It’s the end of the semester, and I’m waiting for final papers to come in so I can do some grading. So, naturally, I’m looking at my syllabi for fall‚Ķ

I’m teaching two classes in Fall 2019:

  • English 301: British Literature, Origins to Milton
  • English 335: Critical Approaches to Children’s Literature

I’ve taught both these courses before, but I’m making drastic changes to both syllabi. I have a lot of thoughts about even just the name of the 301 course (origins? okay then). But I’ll save that for another post (maybe). Here I want to focus on one aspect of the 335 syllabus: the picture book assignment.

The last time I taught the class, in Fall 2018, I had students write two essays, an annotated bibliography, and a picture book. There was an essay that explored a children’s book award and one book that won the award; an annotated bibliography of children’s books focusing on either a genre or a time period; and a traditional literary final paper.

I thought of the picture book as a “small” assignment, and was astonished when students told me they were spending lots of time on it. I had envisioned it as a fun end-of-semester activity. I emphasized many times that stick-figure drawings were fine – as long as the picture book achieved its purpose of demonstrating that students had grasped some of the concepts we had discussed throughout the semester.

But I had erroneously been counting on students understanding pedagogical strategies.

Sure, I could know in my own mind that I would not grade the quality of art or construction of the book (beyond that there was some art and that the book was held together somehow).

But for students, when I ask for a picture book, the assignment is monumental. Coupled with their final paper, which I assigned to overlap with this “fun” assignment, they were understandably very overwhelmed.

English-335-picture-book-assn

Doing this assignment also made me aware of benefits I hadn’t even thought of. I had done creative assignments before, but they had been obviously smaller. In my early British literature surveys, I ask students to write a short poem or create a composite digital image (among other options) related to one text or theme of the course. But the picture book assignment – which I had designed based on other professors’ assignments I had seen – was actually far more complex and beneficial than I had realized.
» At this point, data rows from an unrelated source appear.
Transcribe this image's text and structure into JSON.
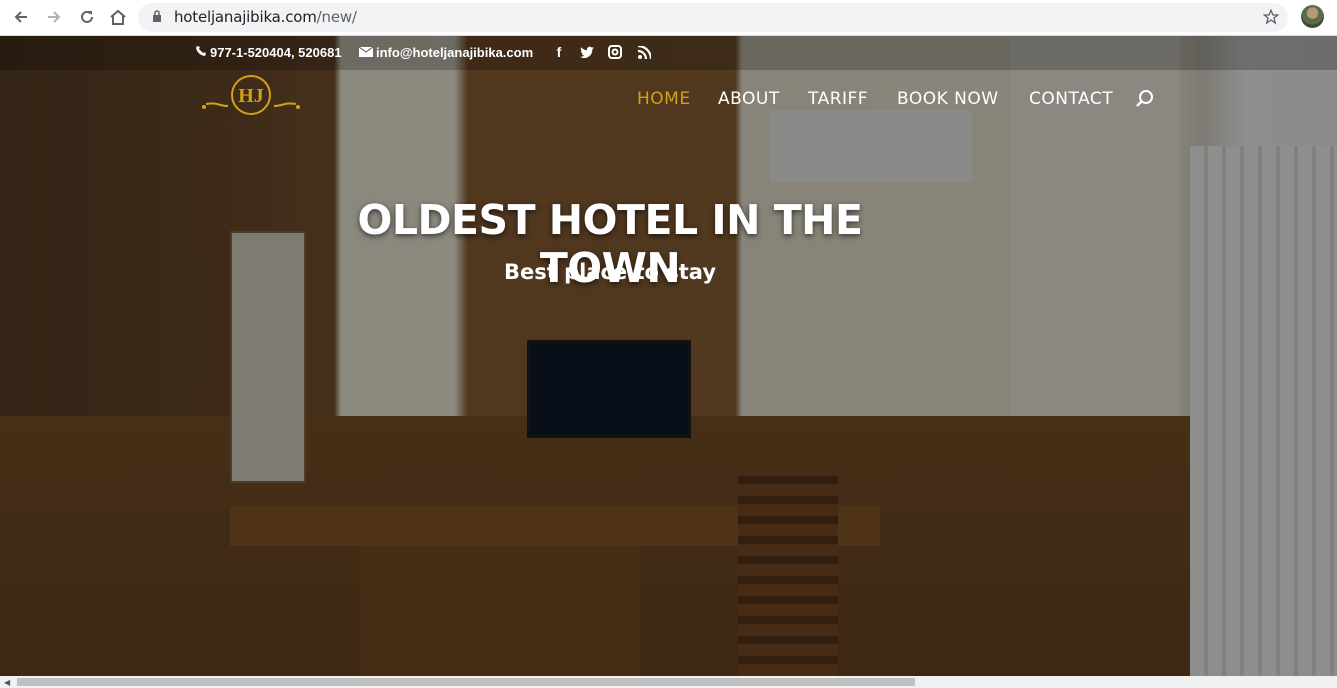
{
  "browser": {
    "url_host": "hoteljanajibika.com",
    "url_path": "/new/",
    "icons": [
      "back-arrow-icon",
      "forward-arrow-icon",
      "reload-icon",
      "home-icon",
      "lock-icon",
      "star-icon",
      "profile-avatar"
    ]
  },
  "topbar": {
    "phone": "977-1-520404, 520681",
    "email": "info@hoteljanajibika.com",
    "social": [
      "facebook-icon",
      "twitter-icon",
      "instagram-icon",
      "rss-icon"
    ]
  },
  "logo": {
    "text": "HJ"
  },
  "nav": {
    "items": [
      {
        "label": "HOME",
        "active": true
      },
      {
        "label": "ABOUT",
        "active": false
      },
      {
        "label": "TARIFF",
        "active": false
      },
      {
        "label": "BOOK NOW",
        "active": false
      },
      {
        "label": "CONTACT",
        "active": false
      }
    ]
  },
  "hero": {
    "title": "OLDEST HOTEL IN THE TOWN",
    "subtitle": "Best place to stay"
  },
  "colors": {
    "accent": "#d4a017",
    "text": "#ffffff"
  }
}
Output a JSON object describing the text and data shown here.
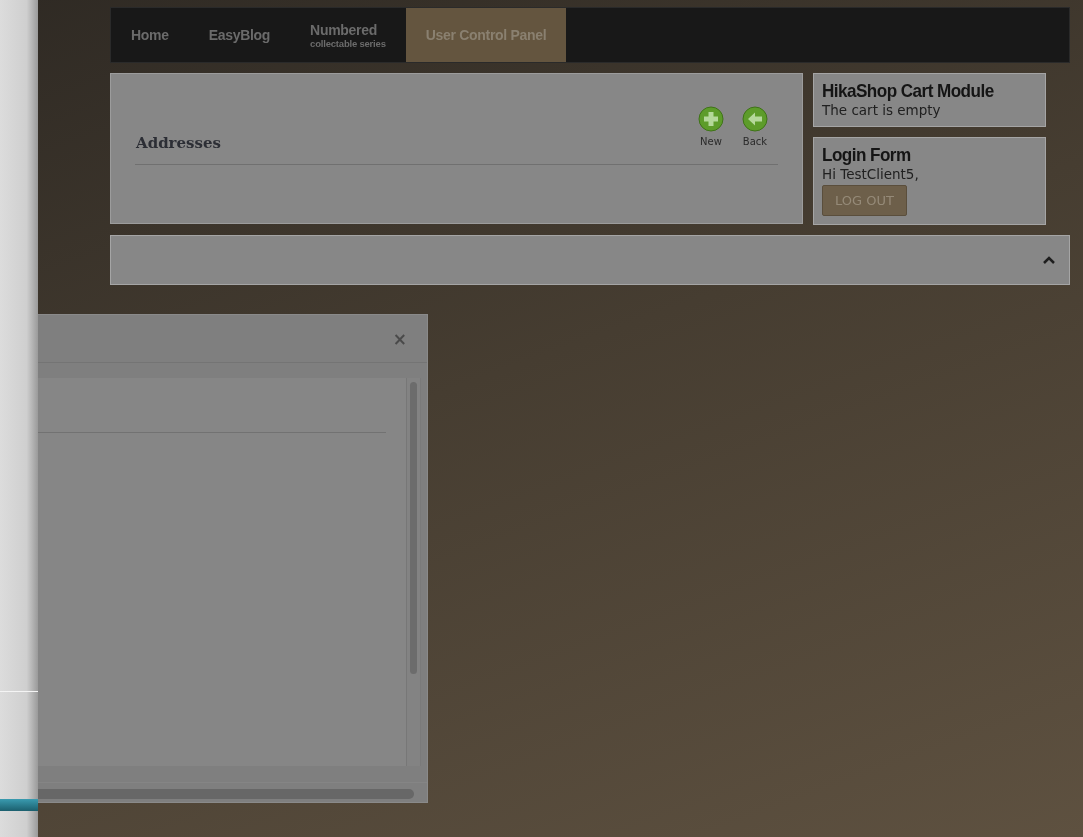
{
  "nav": {
    "items": [
      {
        "label": "Home",
        "selected": false
      },
      {
        "label": "EasyBlog",
        "selected": false
      },
      {
        "label": "Numbered",
        "sublabel": "collectable series",
        "selected": false
      },
      {
        "label": "User Control Panel",
        "selected": true
      }
    ]
  },
  "content": {
    "title": "Addresses",
    "toolbar": [
      {
        "label": "New",
        "kind": "new"
      },
      {
        "label": "Back",
        "kind": "back"
      }
    ]
  },
  "modules": [
    {
      "title": "HikaShop Cart Module",
      "text": "The cart is empty"
    },
    {
      "title": "Login Form",
      "text": "Hi TestClient5,",
      "button": "LOG OUT"
    }
  ],
  "modal": {
    "close": "×"
  }
}
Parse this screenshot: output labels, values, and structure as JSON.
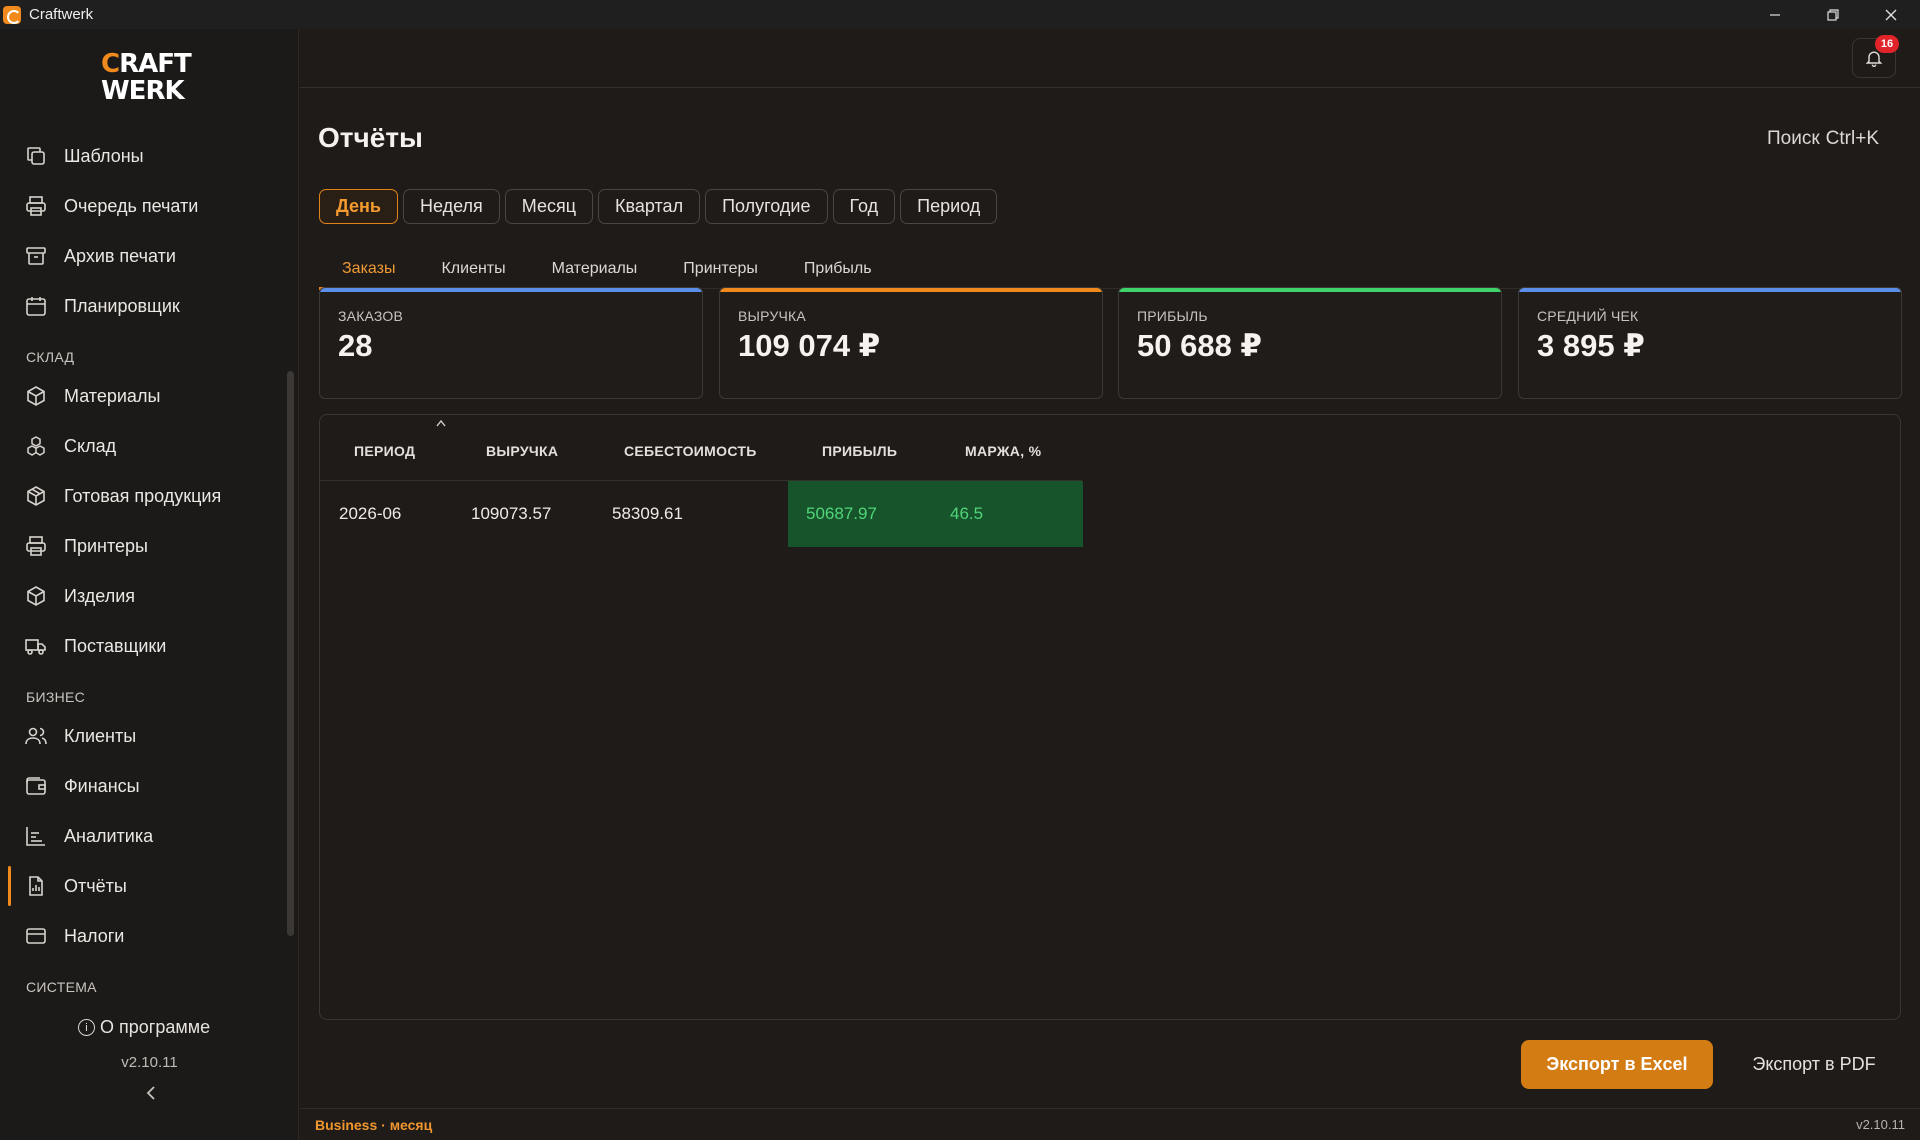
{
  "window": {
    "title": "Craftwerk"
  },
  "logo": {
    "line1": "RAFT",
    "line1_initial": "C",
    "line2": "WERK"
  },
  "sidebar": {
    "items": [
      {
        "label": "Шаблоны",
        "icon": "copy-icon"
      },
      {
        "label": "Очередь печати",
        "icon": "printer-icon"
      },
      {
        "label": "Архив печати",
        "icon": "archive-icon"
      },
      {
        "label": "Планировщик",
        "icon": "calendar-icon"
      }
    ],
    "sections": {
      "warehouse": "СКЛАД",
      "business": "БИЗНЕС",
      "system": "СИСТЕМА"
    },
    "warehouse_items": [
      {
        "label": "Материалы",
        "icon": "box-icon"
      },
      {
        "label": "Склад",
        "icon": "boxes-icon"
      },
      {
        "label": "Готовая продукция",
        "icon": "package-icon"
      },
      {
        "label": "Принтеры",
        "icon": "printer-icon"
      },
      {
        "label": "Изделия",
        "icon": "cube-icon"
      },
      {
        "label": "Поставщики",
        "icon": "truck-icon"
      }
    ],
    "business_items": [
      {
        "label": "Клиенты",
        "icon": "users-icon"
      },
      {
        "label": "Финансы",
        "icon": "wallet-icon"
      },
      {
        "label": "Аналитика",
        "icon": "bar-chart-icon"
      },
      {
        "label": "Отчёты",
        "icon": "report-icon",
        "active": true
      },
      {
        "label": "Налоги",
        "icon": "card-icon"
      }
    ],
    "about": "О программе",
    "version": "v2.10.11"
  },
  "notifications": {
    "count": "16"
  },
  "page": {
    "title": "Отчёты",
    "search_label": "Поиск",
    "search_shortcut": "Ctrl+K"
  },
  "periods": [
    "День",
    "Неделя",
    "Месяц",
    "Квартал",
    "Полугодие",
    "Год",
    "Период"
  ],
  "active_period": "День",
  "subtabs": [
    "Заказы",
    "Клиенты",
    "Материалы",
    "Принтеры",
    "Прибыль"
  ],
  "active_subtab": "Заказы",
  "kpis": [
    {
      "label": "ЗАКАЗОВ",
      "value": "28",
      "color": "#5b8ee8"
    },
    {
      "label": "ВЫРУЧКА",
      "value": "109 074 ₽",
      "color": "#f08a1c"
    },
    {
      "label": "ПРИБЫЛЬ",
      "value": "50 688 ₽",
      "color": "#3fd36b"
    },
    {
      "label": "СРЕДНИЙ ЧЕК",
      "value": "3 895 ₽",
      "color": "#5b8ee8"
    }
  ],
  "table": {
    "columns": [
      "ПЕРИОД",
      "ВЫРУЧКА",
      "СЕБЕСТОИМОСТЬ",
      "ПРИБЫЛЬ",
      "МАРЖА, %"
    ],
    "rows": [
      [
        "2026-06",
        "109073.57",
        "58309.61",
        "50687.97",
        "46.5"
      ]
    ]
  },
  "actions": {
    "export_excel": "Экспорт в Excel",
    "export_pdf": "Экспорт в PDF"
  },
  "status": {
    "left": "Business · месяц",
    "right": "v2.10.11"
  },
  "colors": {
    "accent": "#f08a1c",
    "positive": "#4fd67a",
    "badge": "#e0242a"
  }
}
I had left the picture book assignment for the end of the semester last fall because I had planned to read picture books with my class throughout the semester. I teach the class once a week, for 2.5 hours each session. I had planned my syllabus chronologically, providing a historical overview of the development of children’s literature. I intended to discuss one Middle Grade book each week, and then read and discuss one picture book each week. The idea was not to require students to buy picture books – we could have “reading circle” where I or a student would read the book aloud and show the pictures.

That didn’t work, for a number of reasons. First of all, doing a chronological study necessarily foregrounds white colonial children’s texts, and I was not happy with the way that turned out. We also had so much to discuss about each Middle Grade book that we didn’t get to the one-a-week picture book. Instead, we did a few focused activities using four or five picture books twice during the semester, and I set aside time in class for students to workshop their picture books at multiple stages.

For Fall 2019, I’m planning to do a unit on picture books at the very start of the semester instead, with students creating their own picture books at the end of that unit. I’ll assign the picture book in place of the first essay, and I will incorporate more direct instructions and limitations, thus allowing students to approach it the same way I intend it (or, more accurately, intending it the same way I know students will approach it).

Below are some samples of the books my Fall 2018 class made (used here with their permission). They show some great skills:

  • rhyming
  • image and text
  • page-turners
  • silliness
  • dealing with common fears
  • …among others